"I don't believe in fiction," says Andrei Tarkovsky, in answer to a question about his use of science fiction stories in two of his films, Solaris and Stalker.
You could see this documentary as an elaboration of Tarkovsky's idea of fiction and truth -- which he usually characterizes as "poetic". It's a documentary that looks and sounds just like a Tarkovsky film, and I think Tarkovsky would probably not have felt that there was any essential difference in truthfulness between this and any of his other films. Whatever his intention in making it, it is fascinating as a meditation on the nature of truth and representation.

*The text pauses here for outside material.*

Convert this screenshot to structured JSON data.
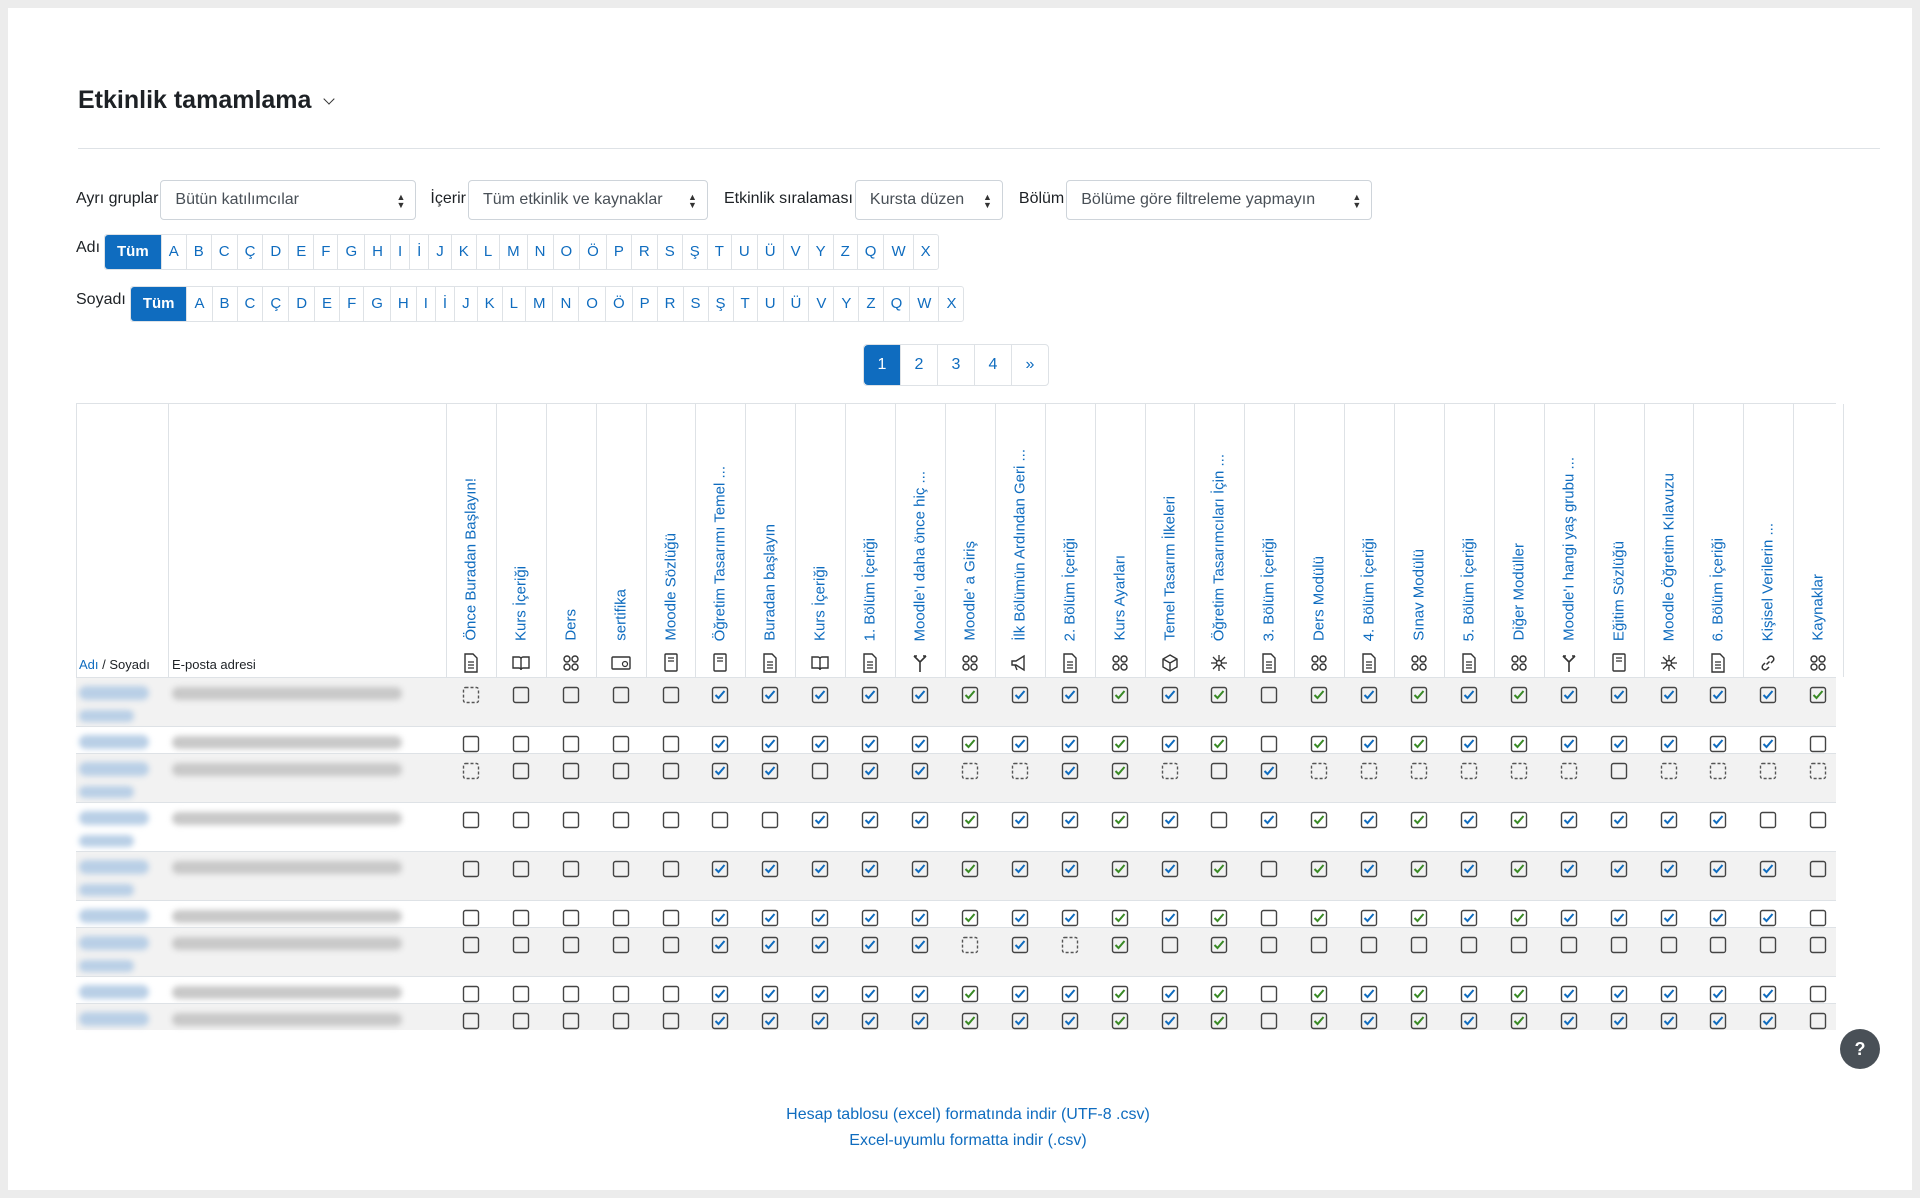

At first I thought it must have been staged to some degree, but over the course of the film it becomes obvious that it was not. This mixture of an almost cinema verite quality with the look and feel of a Tarkovsky film seems surprisingly natural, and this is what makes this film so interesting. At one point, asked what advice he would give to aspiring filmmakers, Tarkovsky says that filmmakers should not separate their films from their lives. And in Tarkovsky's manner, the way he talks and the gestures he makes, the brooding way he answers questions, propping himself against a window grate as if to shut himself off from the world for a minute, fiddling with a blade of grass, in all of it you can clearly see that everywhere his characters and the style of his films does indeed come authentically from him, from his life as he sees it. And so it is with this documentary, which brings his life and his aesthetic together in such a fascinating way.
Although Voyage In Time was obviously shot on a small budget with unimpressive equipment (it's interesting to see Tarkovsky's languid style executed with the jittery camera motions of an inferior tripod), it is another Tarkovsky film through and through, and deserves to be considered among his body of work rather than as an adjunct.